Solution: The motor protection relay should be able to detect low-level ground-fault current when used on a resistance-grounded system.
High-Resistance Winding Faults
Winding-to-winding and winding-to-ground failures inside the motor are difficult to detect using the phase and ground-fault CTs due to low magnitudes of current.
Solution: Differential protection in high-end motor protection relays use multiple CTs to compare the current entering and leaving the winding. If there is a difference in currents then leakage is occurring.
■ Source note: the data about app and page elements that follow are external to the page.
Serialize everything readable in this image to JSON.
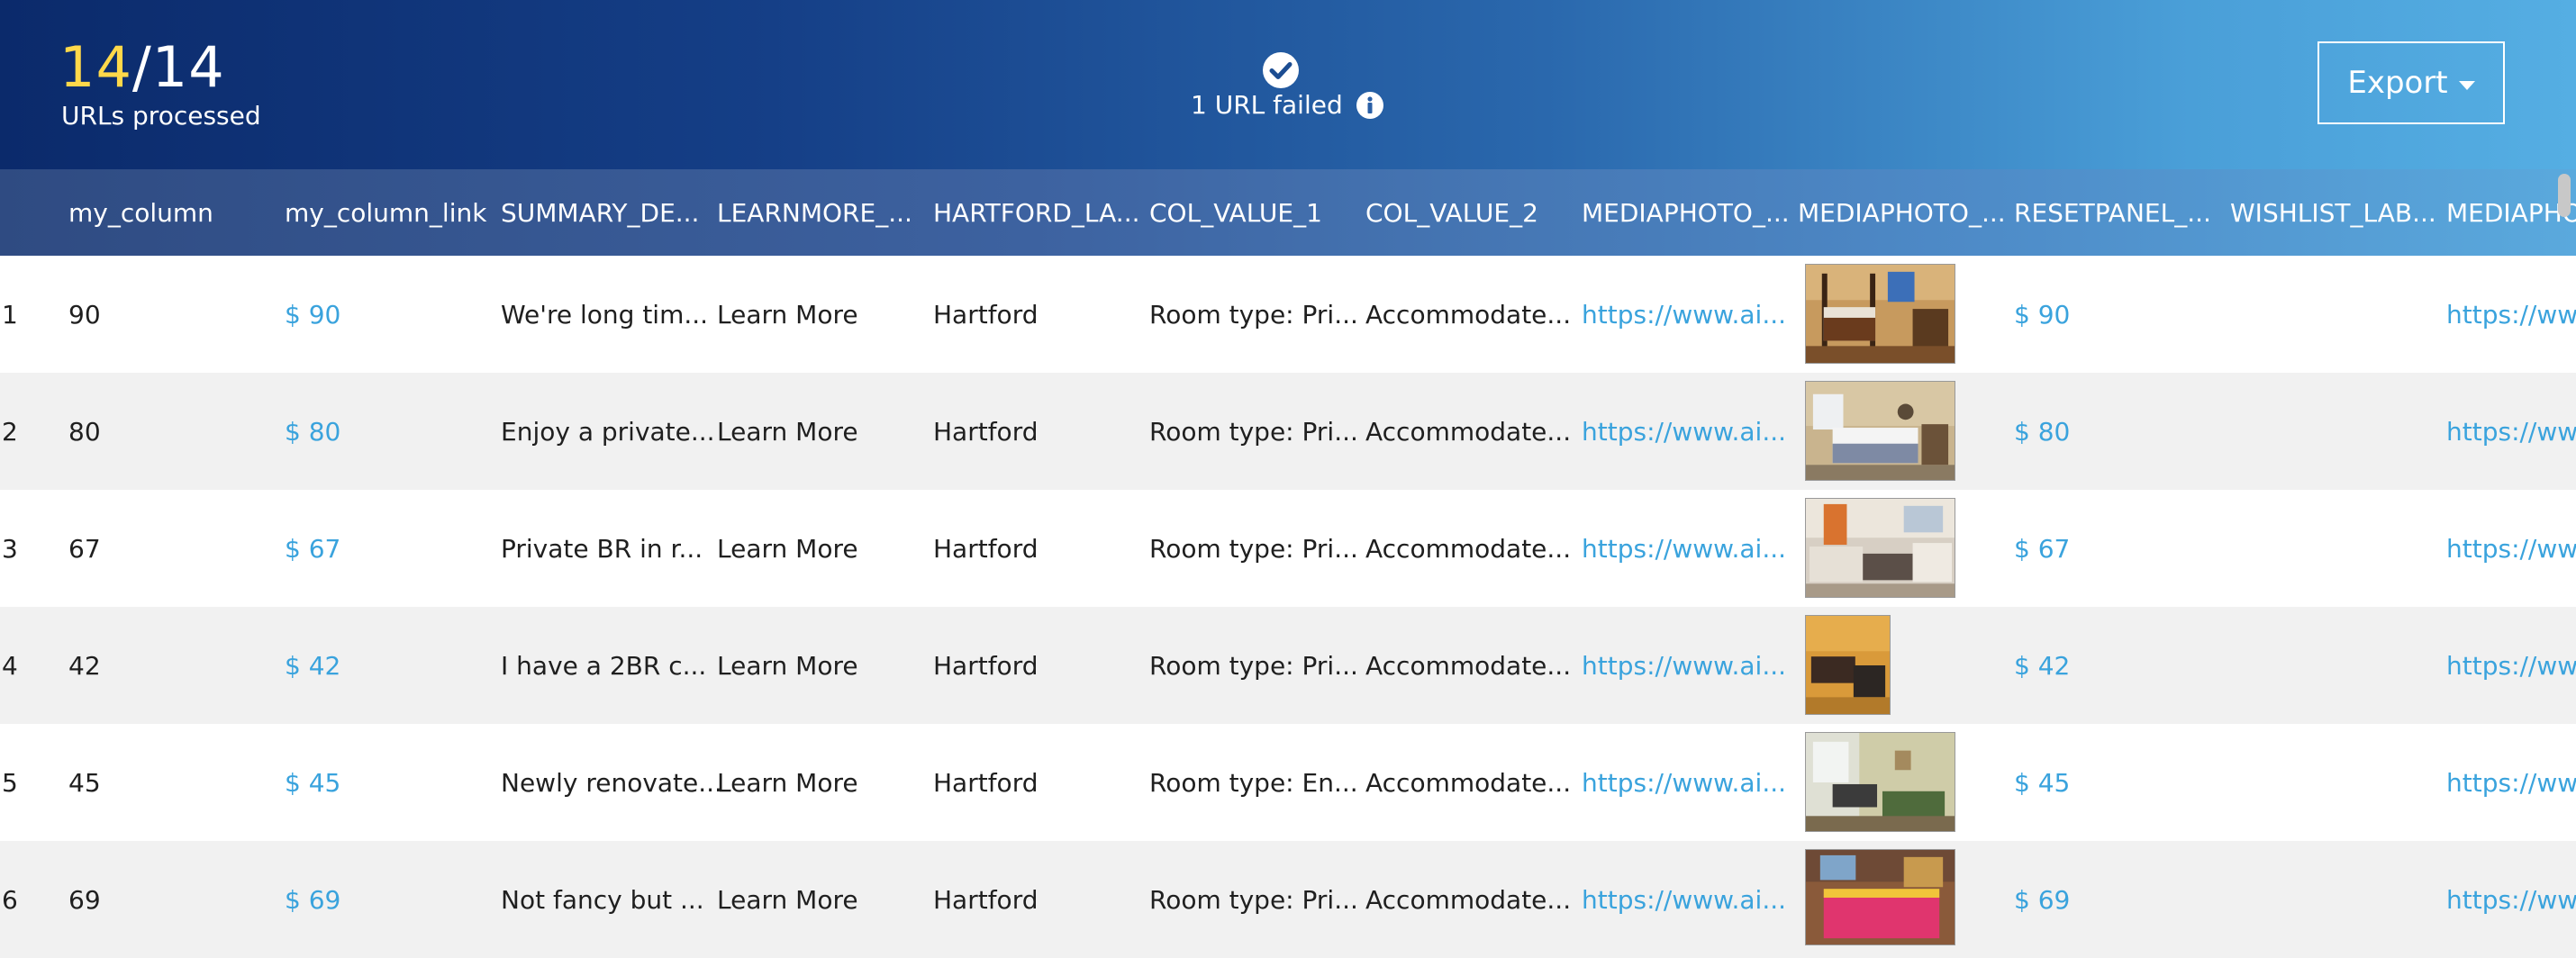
{
  "summary": {
    "processed_done": "14",
    "slash": "/",
    "processed_total": "14",
    "processed_label": "URLs processed",
    "failed_text": "1 URL failed",
    "status_icon": "check-circle-icon",
    "info_icon": "info-icon"
  },
  "toolbar": {
    "export_label": "Export"
  },
  "colors": {
    "highlight_count": "#ffd84a",
    "link": "#3aa3dd",
    "row_alt": "#f1f1f1"
  },
  "table": {
    "columns": [
      "my_column",
      "my_column_link",
      "SUMMARY_DE...",
      "LEARNMORE_...",
      "HARTFORD_LA...",
      "COL_VALUE_1",
      "COL_VALUE_2",
      "MEDIAPHOTO_...",
      "MEDIAPHOTO_...",
      "RESETPANEL_...",
      "WISHLIST_LAB...",
      "MEDIAPHO"
    ],
    "rows": [
      {
        "num": "1",
        "my_column": "90",
        "link": "$ 90",
        "summary": "We're long tim...",
        "learn": "Learn More",
        "hartford": "Hartford",
        "col1": "Room type: Pri...",
        "col2": "Accommodate...",
        "media_url": "https://www.ai...",
        "photo": "room-photo-bedroom-wood-bed",
        "reset": "$ 90",
        "wishlist": "",
        "media2": "https://www"
      },
      {
        "num": "2",
        "my_column": "80",
        "link": "$ 80",
        "summary": "Enjoy a private...",
        "learn": "Learn More",
        "hartford": "Hartford",
        "col1": "Room type: Pri...",
        "col2": "Accommodate...",
        "media_url": "https://www.ai...",
        "photo": "room-photo-bedroom-white-bed",
        "reset": "$ 80",
        "wishlist": "",
        "media2": "https://www"
      },
      {
        "num": "3",
        "my_column": "67",
        "link": "$ 67",
        "summary": "Private BR in r...",
        "learn": "Learn More",
        "hartford": "Hartford",
        "col1": "Room type: Pri...",
        "col2": "Accommodate...",
        "media_url": "https://www.ai...",
        "photo": "room-photo-living-room",
        "reset": "$ 67",
        "wishlist": "",
        "media2": "https://www"
      },
      {
        "num": "4",
        "my_column": "42",
        "link": "$ 42",
        "summary": "I have a 2BR c...",
        "learn": "Learn More",
        "hartford": "Hartford",
        "col1": "Room type: Pri...",
        "col2": "Accommodate...",
        "media_url": "https://www.ai...",
        "photo": "room-photo-orange-room",
        "reset": "$ 42",
        "wishlist": "",
        "media2": "https://www"
      },
      {
        "num": "5",
        "my_column": "45",
        "link": "$ 45",
        "summary": "Newly renovate...",
        "learn": "Learn More",
        "hartford": "Hartford",
        "col1": "Room type: En...",
        "col2": "Accommodate...",
        "media_url": "https://www.ai...",
        "photo": "room-photo-apartment",
        "reset": "$ 45",
        "wishlist": "",
        "media2": "https://www"
      },
      {
        "num": "6",
        "my_column": "69",
        "link": "$ 69",
        "summary": "Not fancy but ...",
        "learn": "Learn More",
        "hartford": "Hartford",
        "col1": "Room type: Pri...",
        "col2": "Accommodate...",
        "media_url": "https://www.ai...",
        "photo": "room-photo-red-bed",
        "reset": "$ 69",
        "wishlist": "",
        "media2": "https://www"
      }
    ]
  }
}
This sensitive protection is used on very large or critical motors.
Current and Voltage Imbalance, Phase Loss, Phase Reverse
Older motor protection devices did not consider current imbalance and today it is often overlooked. Imbalance increases negative-sequence current which causes additional rotor heating.
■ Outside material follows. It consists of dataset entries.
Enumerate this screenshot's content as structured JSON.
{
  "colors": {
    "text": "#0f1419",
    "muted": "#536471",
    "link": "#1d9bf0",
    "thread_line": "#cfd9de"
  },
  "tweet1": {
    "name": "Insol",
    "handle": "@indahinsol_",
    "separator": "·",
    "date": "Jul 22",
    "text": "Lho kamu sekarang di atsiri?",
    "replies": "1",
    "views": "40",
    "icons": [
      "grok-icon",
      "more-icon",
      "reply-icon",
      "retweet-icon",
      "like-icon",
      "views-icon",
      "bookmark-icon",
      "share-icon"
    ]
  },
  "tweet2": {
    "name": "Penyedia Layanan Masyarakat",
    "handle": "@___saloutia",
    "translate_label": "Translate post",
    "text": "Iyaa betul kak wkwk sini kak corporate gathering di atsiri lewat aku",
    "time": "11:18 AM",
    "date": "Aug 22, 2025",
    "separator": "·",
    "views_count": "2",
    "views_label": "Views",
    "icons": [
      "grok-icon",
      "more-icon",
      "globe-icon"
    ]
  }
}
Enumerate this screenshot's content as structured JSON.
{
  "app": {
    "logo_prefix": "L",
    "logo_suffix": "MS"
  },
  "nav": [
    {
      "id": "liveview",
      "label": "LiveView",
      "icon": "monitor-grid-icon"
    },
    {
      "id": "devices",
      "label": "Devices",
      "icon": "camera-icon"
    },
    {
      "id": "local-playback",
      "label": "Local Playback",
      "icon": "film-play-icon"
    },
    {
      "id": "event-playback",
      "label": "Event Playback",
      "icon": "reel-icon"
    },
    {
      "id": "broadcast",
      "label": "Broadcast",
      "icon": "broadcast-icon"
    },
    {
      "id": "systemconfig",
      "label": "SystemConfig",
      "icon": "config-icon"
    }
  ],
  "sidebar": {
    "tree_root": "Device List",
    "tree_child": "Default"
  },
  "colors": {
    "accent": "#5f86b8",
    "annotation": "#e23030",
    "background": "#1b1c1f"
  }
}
Phase loss is also referred to as single phasing. When a phase loss occurs, negative-sequence current is equal to the positive-sequence current and imbalance is 100%. In this condition, one motor winding attempts to do the work of three, inevitably leading to overheating.
Phase reversal causes the negative-sequence current and voltage to be greater than the positive-sequence current and voltage. Voltage-based protection is advantageous to prevent a start with incorrect sequence. In some applications attempting to spin the motor backwards will result in damage to the load. An example of this is certain impeller designs in downhole pumps.
Solution: Modern motor protection relays use digital signal analysis to measure true-sequence components. These sequence components are used for thermal model calculations and take the extra heating into consideration. Voltage imbalance which drives current imbalance can be used as a start inhibit. Sequence components are also used for calculating imbalance, phase loss and phase reversal.
NEMA-designed motors are rated for two starts from cold and one start from hot per hour. Motor jogging refers to excessive starts and can cause overheating. The motor may not get up to full speed and the forced air cooling is not effective.
Solution: Since the thermal model accurately tracks the motor’s used thermal capacity at all times, including during starts and between starts, the starts-per-hour feature may not be required.
It is included for compatibility with protection relays that do not have dynamic thermal-modeling capability.
Motor Protection and the NEC
The NEC requires the motor to be protected by overload devices against excessive heating due to overload and failure to start (Article 430 Section III). Article 430, Section IV also specifies the use of devices to protect against overcurrents such as short circuits and grounds. Both of these NEC requirements and many additional functions can be met with the use of a multifunction motor protection relay.
Article 430.32 (A)(4) requires the use of a protection device having embedded temperature detectors that cause current to the motor to be interrupted when the motor attains a temperature rise greater than marked on the nameplate in an ambient temperature of 40°C for motors larger than 1500 hp.
The NEC defines minimum requirements and is intended to provide protection from fire. Protection relays can provide many enhancements above simple fire protection.
Network communications can be added to a motor protection relay to allow remote metering of currents, voltages and temperatures. Data logging is a useful feature for troubleshooting and comparing event sequences with process stages. Analysis of information can often show operational issues.